How things pan out for one person really is unique to that one person. Two years ago, I believed there was one way to do something. I got two degrees during my four-years at school, then I found a job that seemed pretty great for a recent grad. It took me less than two months to go from shooting celebratory graduation shots to decorating my first cubicle.
That was my transition. Going from crazy college kid to a young professional was almost instant. My family found it difficult to understand why I didn't want to move back to Texas to find a job and find myself. They questioned my lack of soul searching. "Why don't you spend six months at home," they asked. "Why don't you explore some opportunities and when the right one comes along, you can take it," they suggested.
Instead, I decided that I was invincible. Tackling the corporate world was my sole purpose in life and setting out to be the best I was at whatever I was doing would be the only thing for me. Well, it was a bumpy road. The startup I got my first job at went south within a year. Then, I took a couple of jobs that I felt would help me advance my career and instead showed me that maybe those six months might have been worth taking after after all.
Not everything turned out the way I planned. I worked at something I believed I was good at because I didn't know how to do anything else. I worked until I broke, until I broke my own system of doing things. Advancing my career in two years turned into more of finding out that my career choice wasn't really for me. It became finding out there is so much more in life and sometimes a choice can be a wrong choice.
My point is that life is so freakishly unpredictable. You believe what you're doing is the right thing one second and the next you find yourself asking how you got there. This is the mystery of life. And, without faith and love and some guts to admit it and turn things around, it is nearly impossible to find your way out of the maze and back onto a clear path.
Where is my path now heading? I am still deciding, but I'm also buckling up and getting ready for another ride because I know there is so much adventure that awaits. One piece of advice for recent graduates: Make a decision and love it. Embrace it; go for it. In the end, if it took you somewhere you don't like, then turn around.
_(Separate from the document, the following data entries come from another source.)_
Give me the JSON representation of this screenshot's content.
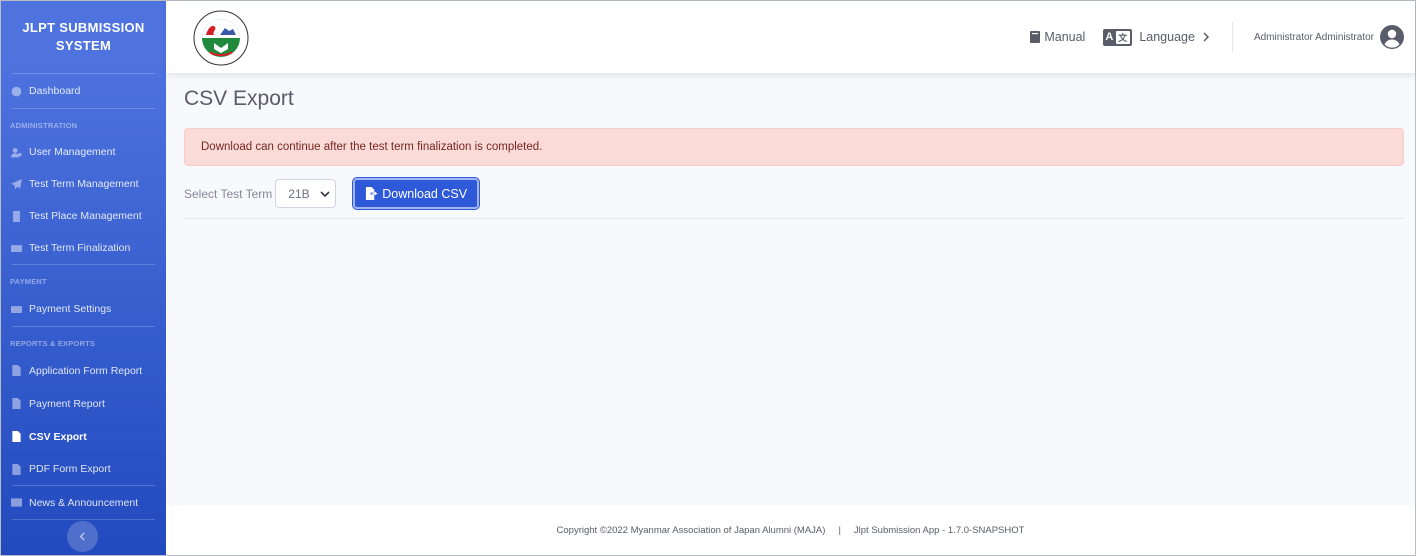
{
  "brand": {
    "line1": "JLPT SUBMISSION",
    "line2": "SYSTEM"
  },
  "sidebar": {
    "dashboard": "Dashboard",
    "admin_heading": "ADMINISTRATION",
    "user_management": "User Management",
    "test_term_management": "Test Term Management",
    "test_place_management": "Test Place Management",
    "test_term_finalization": "Test Term Finalization",
    "payment_heading": "PAYMENT",
    "payment_settings": "Payment Settings",
    "reports_heading": "REPORTS & EXPORTS",
    "application_form_report": "Application Form Report",
    "payment_report": "Payment Report",
    "csv_export": "CSV Export",
    "pdf_form_export": "PDF Form Export",
    "news_announcement": "News & Announcement"
  },
  "topbar": {
    "manual": "Manual",
    "language": "Language",
    "lang_icon_a": "A",
    "lang_icon_b": "文",
    "user_name": "Administrator Administrator"
  },
  "main": {
    "title": "CSV Export",
    "alert": "Download can continue after the test term finalization is completed.",
    "select_label": "Select Test Term",
    "select_value": "21B",
    "download_button": "Download CSV"
  },
  "footer": {
    "copyright": "Copyright ©2022 Myanmar Association of Japan Alumni (MAJA)",
    "separator": "|",
    "version": "Jlpt Submission App - 1.7.0-SNAPSHOT"
  },
  "colors": {
    "sidebar_top": "#4e73df",
    "sidebar_bottom": "#224abe",
    "primary_button": "#2e59d9",
    "alert_bg": "#fadbd8",
    "alert_text": "#78261f"
  },
  "icons": {
    "dashboard": "gauge-icon",
    "user_management": "user-gear-icon",
    "test_term_management": "paper-plane-icon",
    "test_place_management": "building-icon",
    "test_term_finalization": "id-card-icon",
    "payment_settings": "credit-card-icon",
    "application_form_report": "file-icon",
    "payment_report": "file-icon",
    "csv_export": "file-icon",
    "pdf_form_export": "file-icon",
    "news_announcement": "newspaper-icon",
    "manual": "book-icon",
    "language": "language-icon",
    "user": "user-circle-icon",
    "download": "file-export-icon",
    "toggle": "chevron-left-icon"
  }
}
Make another decision. And remember the more you love your decisions, the less you need others to love them.